The question that sooner or later every conservative leader asks about Robertson is the same one that was posed about Jesse L. Jackson in 1984 (and may be again in 1988): What does he want?

"I think he wants to fight all the way to the convention and then say: 'Let's talk about the vice presidency,' not for himself but for someone he feels strongly about," said Paul Weyrich, head of the Free Congress Foundation and a sometime Robertson adviser. "And I think he wants assurances on other top level appointments."

"If he goes there with 15 pecent of the delegates, his price might be x," said Viguerie. "If he goes there with 30 percent, his price might be y."

Whatever the bartering, it would go more smoothly with Dole. There has been what Keene called a "detente" between the two camps. "It wasn't negotiated; it just sort of happened."

In his years as a GOP leader, and especially during this campaign, Dole has been careful to put out a welcome mat to evangelical Christians. Bush forces, on the other hand, have gotten into turf wars at the local level with evangelicals, especially during the bloody wars in Michigan, where Kemp wound up bolting from Robertson and allying with Bush.

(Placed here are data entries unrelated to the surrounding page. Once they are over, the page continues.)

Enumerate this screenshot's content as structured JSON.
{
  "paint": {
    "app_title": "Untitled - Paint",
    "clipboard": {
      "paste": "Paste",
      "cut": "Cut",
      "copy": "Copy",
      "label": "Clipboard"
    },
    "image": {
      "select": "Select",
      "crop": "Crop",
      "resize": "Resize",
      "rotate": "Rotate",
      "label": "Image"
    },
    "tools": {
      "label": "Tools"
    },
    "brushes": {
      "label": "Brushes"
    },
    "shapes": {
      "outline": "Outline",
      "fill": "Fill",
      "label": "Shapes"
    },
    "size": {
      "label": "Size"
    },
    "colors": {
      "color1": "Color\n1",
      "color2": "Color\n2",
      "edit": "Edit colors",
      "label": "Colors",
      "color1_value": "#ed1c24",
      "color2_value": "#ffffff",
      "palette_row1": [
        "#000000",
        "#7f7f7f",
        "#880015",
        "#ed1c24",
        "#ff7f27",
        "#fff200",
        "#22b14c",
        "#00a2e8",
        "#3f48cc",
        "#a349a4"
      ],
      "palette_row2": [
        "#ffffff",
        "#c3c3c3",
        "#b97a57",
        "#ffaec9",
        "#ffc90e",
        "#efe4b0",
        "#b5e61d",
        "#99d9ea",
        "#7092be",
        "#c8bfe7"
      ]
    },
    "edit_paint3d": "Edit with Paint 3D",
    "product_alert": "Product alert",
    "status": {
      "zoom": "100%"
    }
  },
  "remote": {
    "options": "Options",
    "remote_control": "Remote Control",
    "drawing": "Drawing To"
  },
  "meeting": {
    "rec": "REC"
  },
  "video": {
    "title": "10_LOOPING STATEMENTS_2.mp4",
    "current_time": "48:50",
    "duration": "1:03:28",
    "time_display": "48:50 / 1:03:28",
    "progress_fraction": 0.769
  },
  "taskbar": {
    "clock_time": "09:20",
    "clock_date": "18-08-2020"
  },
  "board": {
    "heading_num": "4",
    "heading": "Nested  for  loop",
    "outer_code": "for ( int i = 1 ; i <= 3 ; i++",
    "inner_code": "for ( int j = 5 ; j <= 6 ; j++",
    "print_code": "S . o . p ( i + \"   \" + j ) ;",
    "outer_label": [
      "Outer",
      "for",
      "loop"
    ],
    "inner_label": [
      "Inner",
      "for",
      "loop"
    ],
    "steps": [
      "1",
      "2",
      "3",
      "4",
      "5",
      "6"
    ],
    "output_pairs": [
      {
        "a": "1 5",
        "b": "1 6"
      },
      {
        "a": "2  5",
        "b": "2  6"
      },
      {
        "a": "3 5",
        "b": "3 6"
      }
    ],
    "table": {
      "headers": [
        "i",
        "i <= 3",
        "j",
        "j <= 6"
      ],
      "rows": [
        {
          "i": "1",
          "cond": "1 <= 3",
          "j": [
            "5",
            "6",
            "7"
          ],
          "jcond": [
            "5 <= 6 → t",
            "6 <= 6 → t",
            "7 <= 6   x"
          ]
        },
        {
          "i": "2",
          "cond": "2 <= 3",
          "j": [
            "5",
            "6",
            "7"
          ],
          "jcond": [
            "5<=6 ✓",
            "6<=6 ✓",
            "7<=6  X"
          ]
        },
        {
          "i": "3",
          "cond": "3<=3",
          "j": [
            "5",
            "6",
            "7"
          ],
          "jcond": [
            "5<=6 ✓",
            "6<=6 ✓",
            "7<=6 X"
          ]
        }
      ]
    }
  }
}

Weyrich said that Robertson remains "a surprisingly unknown commodity to many secular conservatives" and that, in order for him to become a significant movement leader, he has to show a "long-term seriousness -- not just be a one-time candidate and say goodbye." If he spends the next four years looking over the right shoulder of the president, he said, Robertson could be a formidable political figure into the 1990s.